As the writings of Jack Kerouac limned the parameters of the Beat generation, and the writings of Abbie Hoffman and Paul Krassner codified the language of the Freak generation, so Adams’ writings gave philosophy, vocabulary and attitude to the high-tech generation of the ’80s. If you haven’t read the five books of the Hitchhiker’s trilogy (yes, five) in a while, do go back and take a look at them. They’re just as funny, and just as prescient, as ever. (I love the band that’s so loud that the sound crew has to be 400 miles away in orbit, and the primitive planet that is being colonized by marketing directors who can’t invent the wheel until someone does research to find out what color it should be.) And you’ll find that a lot of the terms we use to talk about today’s technology were in fact invented although never without satirical purpose by him.
Adams died the way one of his characters would, totally unexpectedly and with more than a little irony: He suffered a fatal heart attack while lifting weights at a gym in Santa Barbara. He was 49. So long, Douglas, and thanks for all—of everything.
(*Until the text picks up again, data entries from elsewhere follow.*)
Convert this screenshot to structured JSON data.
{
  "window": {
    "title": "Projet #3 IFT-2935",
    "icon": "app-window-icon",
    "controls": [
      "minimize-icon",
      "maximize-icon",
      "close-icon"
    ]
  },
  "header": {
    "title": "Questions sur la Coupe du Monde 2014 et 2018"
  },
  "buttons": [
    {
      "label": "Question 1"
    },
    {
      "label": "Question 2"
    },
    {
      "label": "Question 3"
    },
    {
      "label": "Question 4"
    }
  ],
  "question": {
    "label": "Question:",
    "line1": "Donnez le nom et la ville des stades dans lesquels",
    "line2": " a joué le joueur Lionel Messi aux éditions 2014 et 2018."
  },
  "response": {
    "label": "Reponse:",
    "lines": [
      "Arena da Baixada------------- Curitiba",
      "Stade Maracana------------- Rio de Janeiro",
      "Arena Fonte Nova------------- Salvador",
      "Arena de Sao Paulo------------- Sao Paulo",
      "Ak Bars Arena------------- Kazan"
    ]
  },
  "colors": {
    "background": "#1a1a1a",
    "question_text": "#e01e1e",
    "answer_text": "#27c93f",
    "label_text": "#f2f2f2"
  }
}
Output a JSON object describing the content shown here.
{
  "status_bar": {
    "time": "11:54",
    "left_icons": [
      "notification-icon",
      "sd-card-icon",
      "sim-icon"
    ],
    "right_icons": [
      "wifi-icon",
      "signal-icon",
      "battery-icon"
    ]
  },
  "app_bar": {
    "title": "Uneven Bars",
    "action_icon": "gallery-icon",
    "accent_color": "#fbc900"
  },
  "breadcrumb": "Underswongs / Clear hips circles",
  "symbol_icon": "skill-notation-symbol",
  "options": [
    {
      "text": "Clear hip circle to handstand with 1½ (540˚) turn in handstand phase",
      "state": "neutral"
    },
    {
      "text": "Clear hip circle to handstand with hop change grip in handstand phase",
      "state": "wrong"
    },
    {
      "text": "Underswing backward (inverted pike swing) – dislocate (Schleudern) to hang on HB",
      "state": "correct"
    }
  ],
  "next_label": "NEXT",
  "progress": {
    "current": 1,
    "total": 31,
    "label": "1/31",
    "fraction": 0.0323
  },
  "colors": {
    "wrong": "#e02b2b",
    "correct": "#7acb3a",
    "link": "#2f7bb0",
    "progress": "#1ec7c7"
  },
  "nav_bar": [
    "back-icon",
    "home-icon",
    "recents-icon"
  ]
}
Paul D. Lehrman is still operating at his original frame rate, more or less. Visit him atwww.paul-lehrman.com.